- [Instructions for the task] Go line by line through the entries below and copy those containing the string "screenshot".

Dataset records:
□ □ □ □ □ □ □

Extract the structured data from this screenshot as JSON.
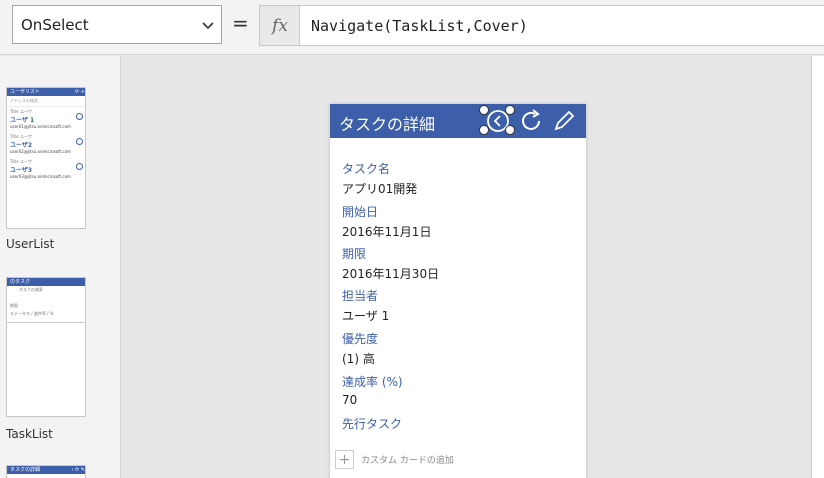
{
  "formula_bar": {
    "property": "OnSelect",
    "equals": "=",
    "fx": "fx",
    "formula": "Navigate(TaskList,Cover)"
  },
  "thumbnails": [
    {
      "label": "UserList",
      "header": "ユーザリスト",
      "search": "アドレスの検索",
      "items": [
        {
          "caption": "Title ユーザ",
          "name": "ユーザ 1",
          "mail": "user01@jitsu.onmicrosoft.com"
        },
        {
          "caption": "Title ユーザ",
          "name": "ユーザ2",
          "mail": "user02@jitsu.onmicrosoft.com"
        },
        {
          "caption": "Title ユーザ",
          "name": "ユーザ3",
          "mail": "user03@jitsu.onmicrosoft.com"
        }
      ]
    },
    {
      "label": "TaskList",
      "header": "のタスク",
      "line1": "タスクの検索",
      "line2": "期限",
      "line3": "ステータス / 進捗率 / %"
    },
    {
      "label": "",
      "header": "タスクの詳細"
    }
  ],
  "screen": {
    "title": "タスクの詳細",
    "fields": [
      {
        "label": "タスク名",
        "value": "アプリ01開発"
      },
      {
        "label": "開始日",
        "value": "2016年11月1日"
      },
      {
        "label": "期限",
        "value": "2016年11月30日"
      },
      {
        "label": "担当者",
        "value": "ユーザ 1"
      },
      {
        "label": "優先度",
        "value": "(1) 高"
      },
      {
        "label": "達成率 (%)",
        "value": "70"
      },
      {
        "label": "先行タスク",
        "value": ""
      }
    ],
    "add_card": "カスタム カードの追加",
    "icons": [
      "back-icon",
      "refresh-icon",
      "edit-icon"
    ]
  },
  "colors": {
    "accent": "#3d5ea8"
  }
}
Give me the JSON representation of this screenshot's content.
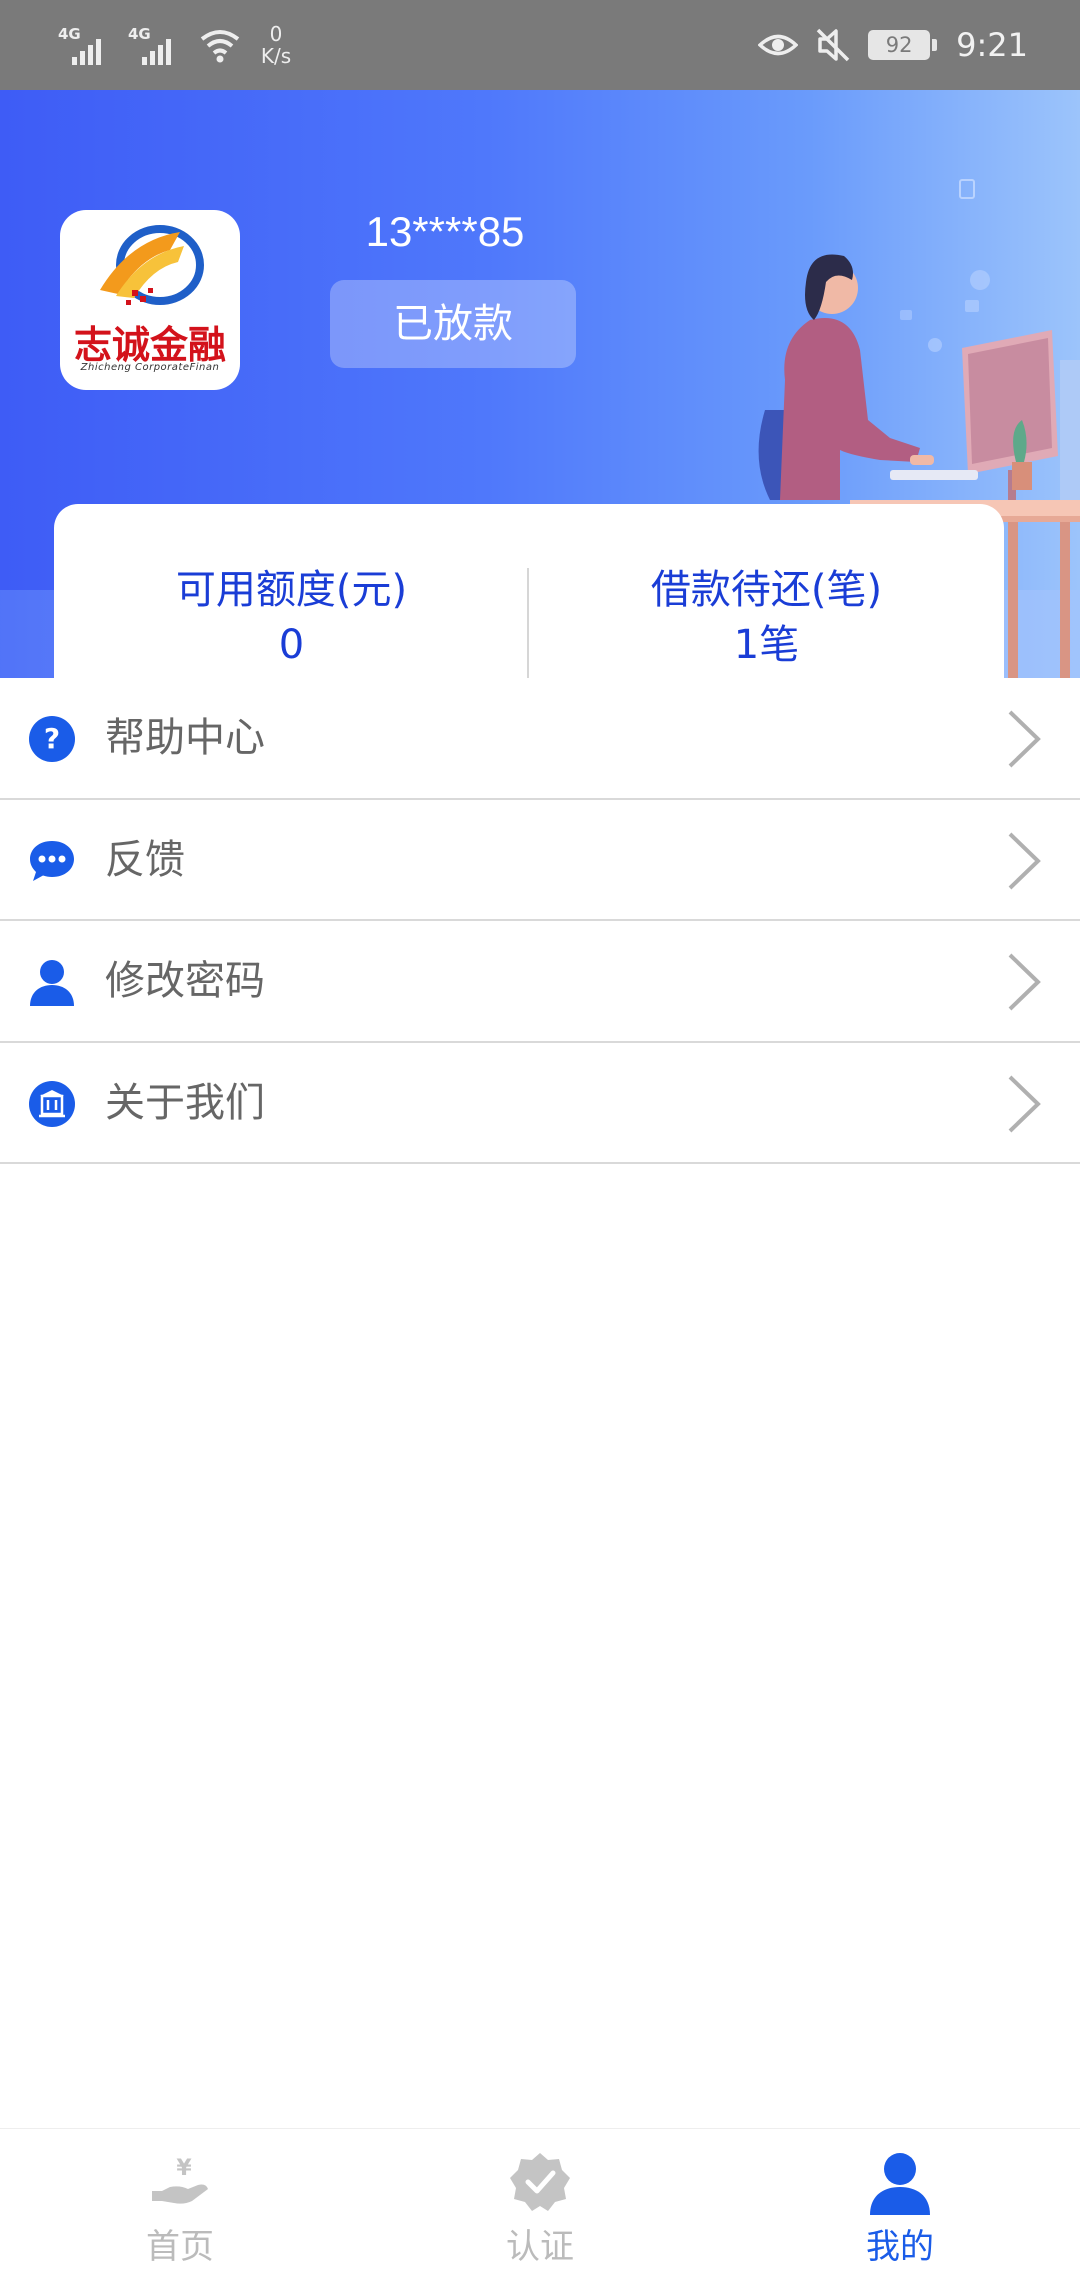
{
  "status_bar": {
    "network_1": "4G",
    "network_2": "4G",
    "speed_value": "0",
    "speed_unit": "K/s",
    "battery": "92",
    "time": "9:21"
  },
  "profile": {
    "logo_text": "志诚金融",
    "logo_subtext": "Zhicheng CorporateFinan",
    "phone": "13****85",
    "loan_status": "已放款"
  },
  "summary": {
    "available_label": "可用额度(元)",
    "available_value": "0",
    "pending_label": "借款待还(笔)",
    "pending_value": "1笔"
  },
  "menu": [
    {
      "label": "帮助中心",
      "icon": "question-icon"
    },
    {
      "label": "反馈",
      "icon": "chat-bubble-icon"
    },
    {
      "label": "修改密码",
      "icon": "user-icon"
    },
    {
      "label": "关于我们",
      "icon": "building-icon"
    }
  ],
  "bottom_nav": [
    {
      "label": "首页",
      "icon": "hand-yuan-icon",
      "active": false
    },
    {
      "label": "认证",
      "icon": "verified-badge-icon",
      "active": false
    },
    {
      "label": "我的",
      "icon": "user-icon",
      "active": true
    }
  ],
  "colors": {
    "accent": "#1a5ce8",
    "primary_text": "#1a3dd6",
    "inactive_nav": "#bbbbbb",
    "menu_text": "#666666"
  }
}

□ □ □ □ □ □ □

- [Reply to the task]
Extract the structured data from this screenshot as JSON.
Give me the JSON representation of this screenshot's content.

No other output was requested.